The online MBA at the University of Southern California’s Marshall Business School offers students a global- and entrepreneurial-focused business education.
“That means we encourage innovative ideas from faculty, staff, and students in educational programs and courses, and in research and teaching content,” Patricia H. Mills, Vice-Dean of Online Learning and Executive Education at the Marshall School of Business, says. “That approach led to the integrated curriculum that was designed and produced with collaboration from corporate focus groups, faculty, instructional designers, and media specialists.”
The Marshall OMBA takes roughly 21 months to complete, with an estimated weekly time commitment of 25 hours per week.
Marshall OMBAs kick off their first year with the Residential Intensive Week, an in-person experience where students complete their first course covering topics of Communication and Strategy, capped off by a case competition.
“The Residential Intensive Week gives students a wonderful opportunity to get to know their faculty and all of their classmates in person before completing the rest of the program, which is equally interactive but entirely online,” Miriam Burgos, Professor and Academic Director for the Marshall Online MBA, says.
After the first course, Marshall OMBAs take five additional courses, one per semester, to complete their degree. Each of the five courses cover four subject areas that pertain to a central theme. The five courses include Fundamental of Business, Opportunity Recognition and Implementation, Managing Inside the Firm, Managing Outside the Firm, and Business Environment and Leadership.
Globalization has been a priority for USC Marshall for the last 25 years, with the b-school investing heavily in programs, centers, and intellectual capital emphasizing global issues.

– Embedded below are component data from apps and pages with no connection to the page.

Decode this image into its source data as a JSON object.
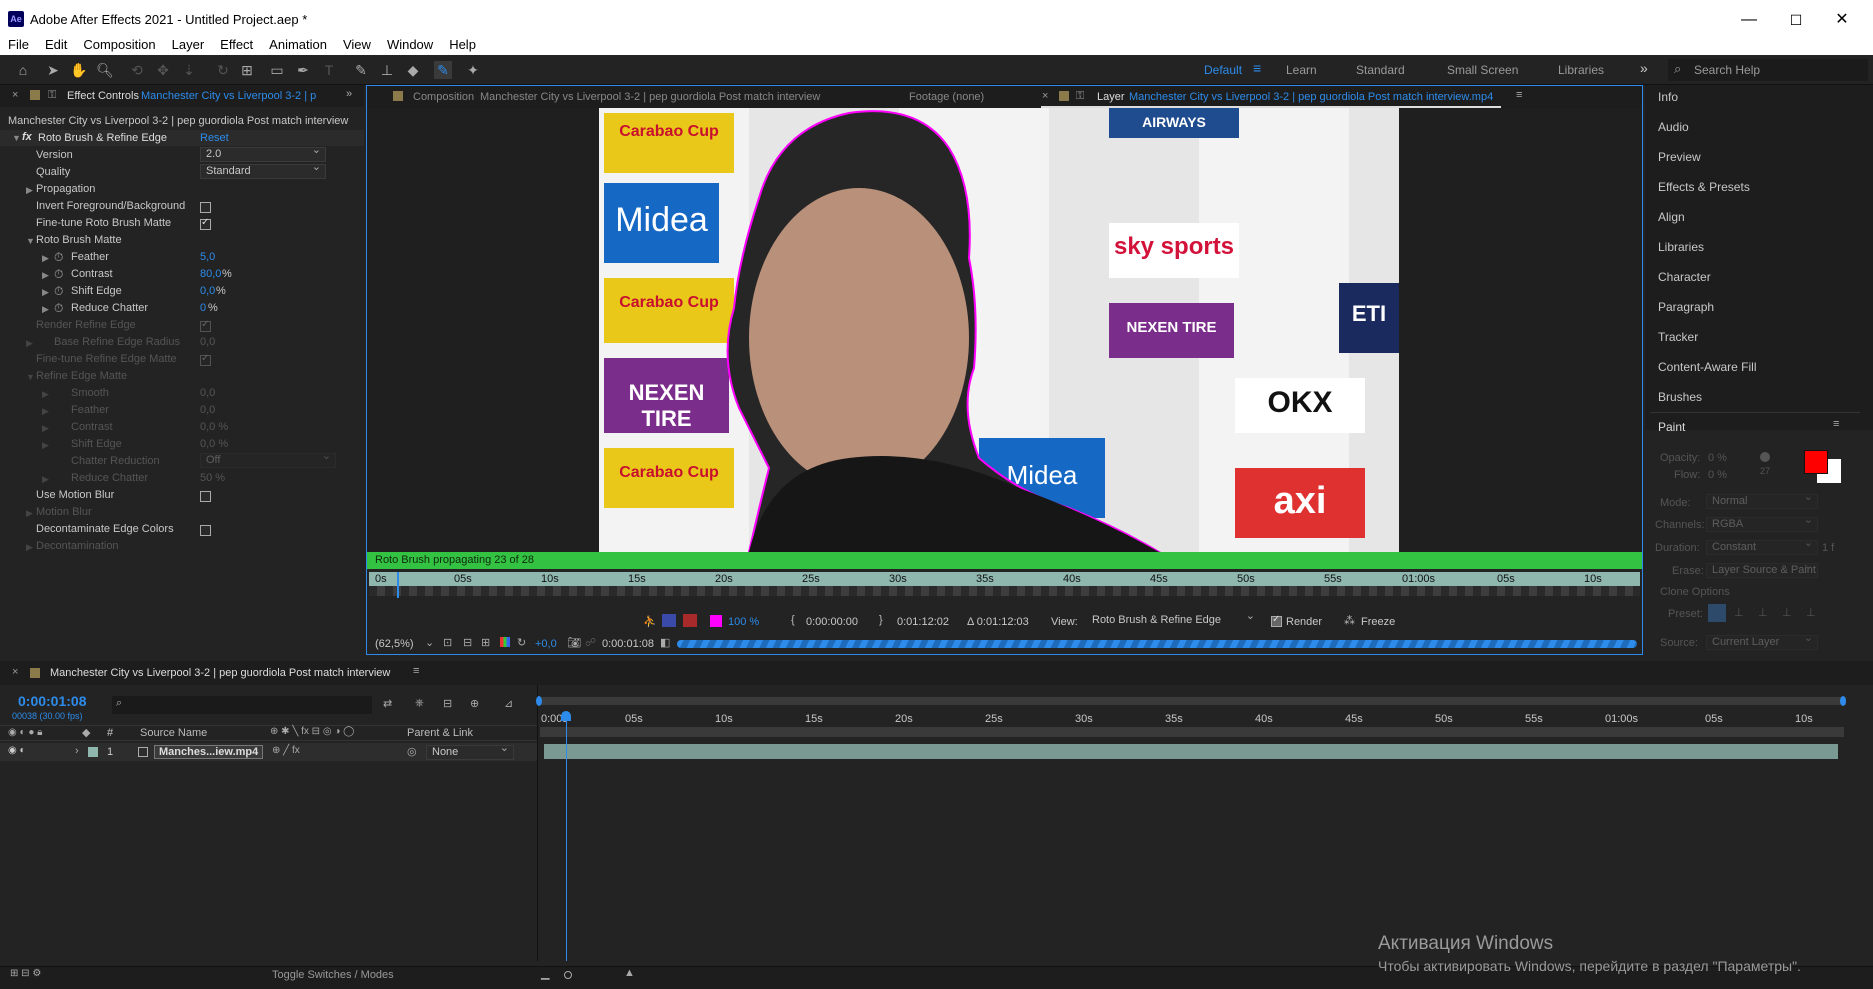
{
  "app": {
    "logo": "Ae",
    "title": "Adobe After Effects 2021 - Untitled Project.aep *",
    "win_minimize": "—",
    "win_maximize": "☐",
    "win_close": "✕"
  },
  "menu": [
    "File",
    "Edit",
    "Composition",
    "Layer",
    "Effect",
    "Animation",
    "View",
    "Window",
    "Help"
  ],
  "workspaces": {
    "default": "Default",
    "learn": "Learn",
    "standard": "Standard",
    "small_screen": "Small Screen",
    "libraries": "Libraries",
    "more": "»"
  },
  "search_help": {
    "placeholder": "Search Help"
  },
  "effect_controls": {
    "tab_label": "Effect Controls",
    "tab_target": "Manchester City vs Liverpool 3-2 | p",
    "layer_path": "Manchester City vs Liverpool 3-2 | pep guordiola Post match interview",
    "effect_name": "Roto Brush & Refine Edge",
    "reset": "Reset",
    "version_label": "Version",
    "version_value": "2.0",
    "quality_label": "Quality",
    "quality_value": "Standard",
    "propagation": "Propagation",
    "invert_fg_bg": "Invert Foreground/Background",
    "fine_tune_roto": "Fine-tune Roto Brush Matte",
    "roto_brush_matte": "Roto Brush Matte",
    "feather_label": "Feather",
    "feather_value": "5,0",
    "contrast_label": "Contrast",
    "contrast_value": "80,0",
    "contrast_unit": "%",
    "shift_edge_label": "Shift Edge",
    "shift_edge_value": "0,0",
    "shift_edge_unit": "%",
    "reduce_chatter_label": "Reduce Chatter",
    "reduce_chatter_value": "0",
    "reduce_chatter_unit": "%",
    "render_refine_edge": "Render Refine Edge",
    "base_refine_radius_label": "Base Refine Edge Radius",
    "base_refine_radius_value": "0,0",
    "fine_tune_refine": "Fine-tune Refine Edge Matte",
    "refine_edge_matte": "Refine Edge Matte",
    "smooth_label": "Smooth",
    "smooth_value": "0,0",
    "r_feather_label": "Feather",
    "r_feather_value": "0,0",
    "r_contrast_label": "Contrast",
    "r_contrast_value": "0,0 %",
    "r_shift_label": "Shift Edge",
    "r_shift_value": "0,0 %",
    "chatter_reduction_label": "Chatter Reduction",
    "chatter_reduction_value": "Off",
    "r_reduce_label": "Reduce Chatter",
    "r_reduce_value": "50 %",
    "use_motion_blur": "Use Motion Blur",
    "motion_blur": "Motion Blur",
    "decontaminate": "Decontaminate Edge Colors",
    "decontamination": "Decontamination"
  },
  "viewer": {
    "tab_composition_label": "Composition",
    "tab_composition": "Manchester City vs Liverpool 3-2 | pep guordiola Post match interview",
    "tab_footage": "Footage (none)",
    "tab_layer_label": "Layer",
    "tab_layer": "Manchester City vs Liverpool 3-2 | pep guordiola Post match interview.mp4",
    "status": "Roto Brush propagating 23 of 28",
    "ruler": [
      "0s",
      "05s",
      "10s",
      "15s",
      "20s",
      "25s",
      "30s",
      "35s",
      "40s",
      "45s",
      "50s",
      "55s",
      "01:00s",
      "05s",
      "10s"
    ],
    "zoom_percent": "100 %",
    "in_time": "0:00:00:00",
    "out_time": "0:01:12:02",
    "duration": "Δ 0:01:12:03",
    "view_label": "View:",
    "view_value": "Roto Brush & Refine Edge",
    "render": "Render",
    "freeze": "Freeze",
    "magnification": "(62,5%)",
    "exposure": "+0,0",
    "current_time": "0:00:01:08",
    "backdrop_brands": [
      "Carabao Cup",
      "Midea",
      "sky sports",
      "NEXEN TIRE",
      "OKX",
      "axi",
      "AIRWAYS",
      "ETI"
    ]
  },
  "right_panel": {
    "items": [
      "Info",
      "Audio",
      "Preview",
      "Effects & Presets",
      "Align",
      "Libraries",
      "Character",
      "Paragraph",
      "Tracker",
      "Content-Aware Fill",
      "Brushes"
    ],
    "paint": {
      "title": "Paint",
      "opacity_label": "Opacity:",
      "opacity_value": "0 %",
      "flow_label": "Flow:",
      "flow_value": "0 %",
      "brush_size": "27",
      "mode_label": "Mode:",
      "mode_value": "Normal",
      "channels_label": "Channels:",
      "channels_value": "RGBA",
      "duration_label": "Duration:",
      "duration_value": "Constant",
      "duration_frames": "1 f",
      "erase_label": "Erase:",
      "erase_value": "Layer Source & Paint",
      "clone_options": "Clone Options",
      "preset_label": "Preset:",
      "source_label": "Source:",
      "source_value": "Current Layer",
      "fg_color": "#ff0000",
      "bg_color": "#ffffff"
    }
  },
  "timeline": {
    "comp_name": "Manchester City vs Liverpool 3-2 | pep guordiola Post match interview",
    "current_time": "0:00:01:08",
    "frame_info": "00038 (30.00 fps)",
    "source_name_header": "Source Name",
    "parent_link_header": "Parent & Link",
    "hash_header": "#",
    "layer_index": "1",
    "layer_name": "Manches...iew.mp4",
    "parent_value": "None",
    "ruler": [
      "0:00s",
      "05s",
      "10s",
      "15s",
      "20s",
      "25s",
      "30s",
      "35s",
      "40s",
      "45s",
      "50s",
      "55s",
      "01:00s",
      "05s",
      "10s"
    ],
    "toggle": "Toggle Switches / Modes"
  },
  "watermark": {
    "line1": "Активация Windows",
    "line2": "Чтобы активировать Windows, перейдите в раздел \"Параметры\"."
  }
}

“Our student body and faculty are globally diverse and value global experiences,” Mills says. “The University of Southern California is one of the most international universities in the world with a commitment to increasing its global presence.”
And the emphasis on global issues is prevalent in the Tepper OMBA coursework.
In “Opportunity Recognition and Development,” students identify and implement new business opportunities on a global scale.
In “The Role of the Manager,” students are introduced to business issues facing global executives today including marketing and communications concepts, analysis of financial statements, operational assessments, innovation and technology management, and strategic growth initiatives in a global economy.
Just this year, a group of Marshall OMBAs participated in a trip to China and Hong Kong, visiting seven different business including Volkswagen and Huawei.
“Advancing Marshall’s position as an innovator and leader in global business education requires cultivating a global mindset among faculty and students, creating and delivering global educational experiences, and producing research that speaks to global business issues,” Mills says.
OMBAs have extensive resources available to them in career planning.
Two corporate career coaches work individually with Marshall OMBAs in planning for their career goals.
Additionally, OMBAs can join the USC Marshall and Leventhal Alumni Association, or “The Network,” on day one of their enrollment as Marshall students. Membership in The Network gives students access to the world-wide USC alumni network, including events that take place across the U.S. and all over the world.
Located in Los Angeles, Marshall has deep ties to the neighboring region allowing students to access a number of opportunities.
“USC’s location in Los Angeles gives students the opportunity to interact with businesses and nonprofit organizations, in classes, as interns, and in other experiential ways,” Mills says. “It gives faculty the opportunity to acquire and create knowledge through research, writing cases, and developing other curricular materials.”